Entries from a dataset of interfaces:
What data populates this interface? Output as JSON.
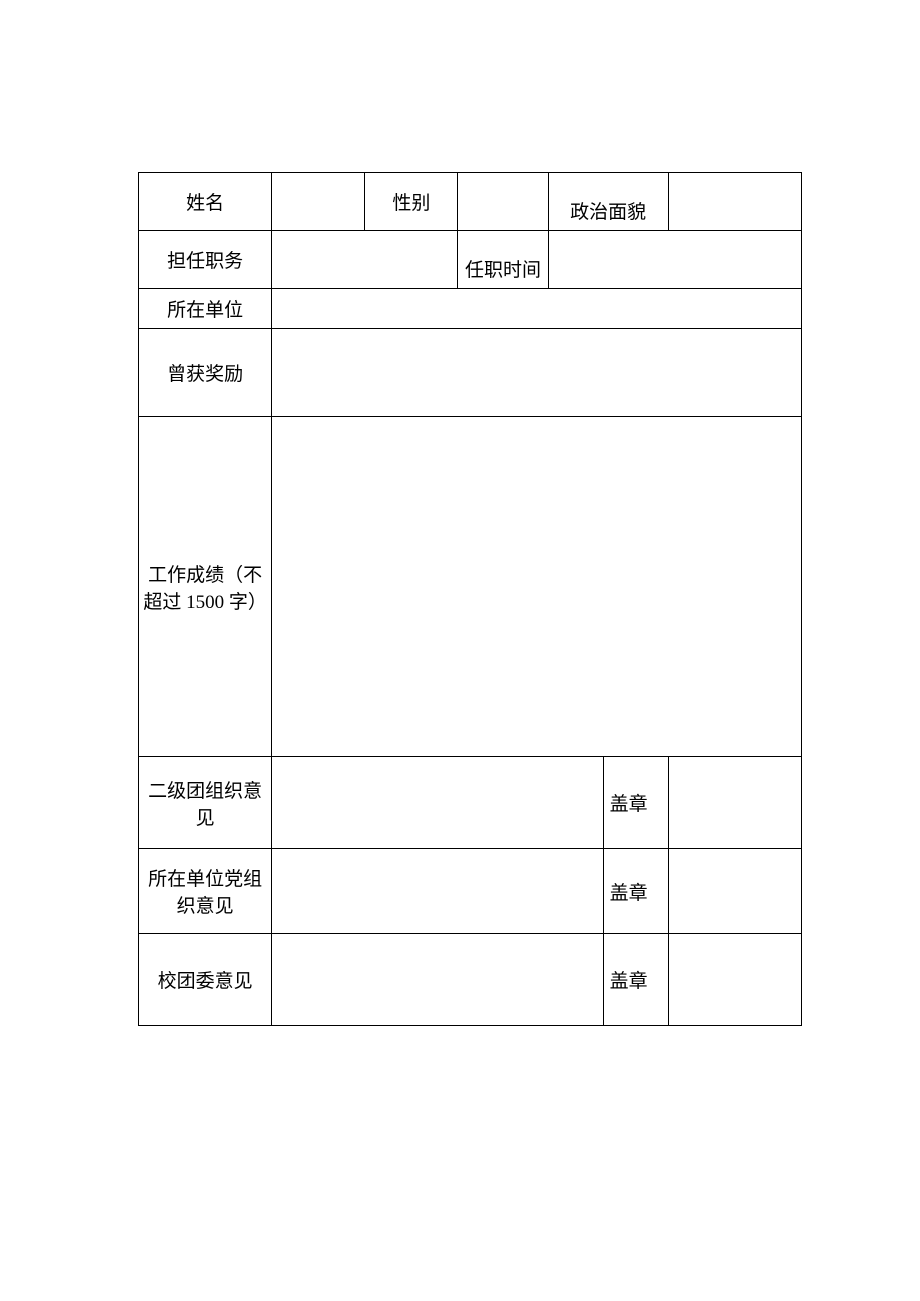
{
  "form": {
    "row1": {
      "name_label": "姓名",
      "name_value": "",
      "gender_label": "性别",
      "gender_value": "",
      "political_label": "政治面貌",
      "political_value": ""
    },
    "row2": {
      "position_label": "担任职务",
      "position_value": "",
      "tenure_label": "任职时间",
      "tenure_value": ""
    },
    "row3": {
      "unit_label": "所在单位",
      "unit_value": ""
    },
    "row4": {
      "awards_label": "曾获奖励",
      "awards_value": ""
    },
    "row5": {
      "work_label": "工作成绩（不超过 1500 字）",
      "work_value": ""
    },
    "row6": {
      "opinion1_label": "二级团组织意见",
      "opinion1_value": "",
      "stamp_label": "盖章",
      "stamp_value": ""
    },
    "row7": {
      "opinion2_label": "所在单位党组织意见",
      "opinion2_value": "",
      "stamp_label": "盖章",
      "stamp_value": ""
    },
    "row8": {
      "opinion3_label": "校团委意见",
      "opinion3_value": "",
      "stamp_label": "盖章",
      "stamp_value": ""
    }
  }
}
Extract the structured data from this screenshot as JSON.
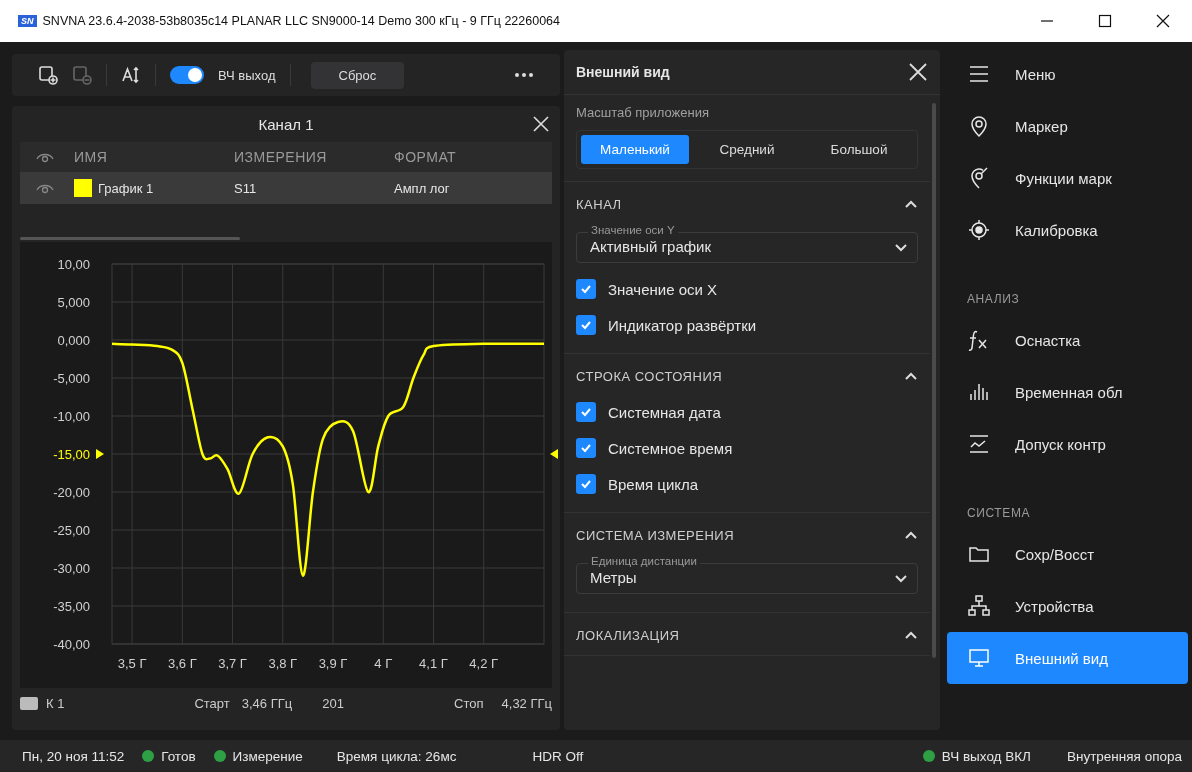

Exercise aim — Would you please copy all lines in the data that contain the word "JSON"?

Output below —
What data populates this interface? Output as JSON.
Extract the structured data from this screenshot as JSON.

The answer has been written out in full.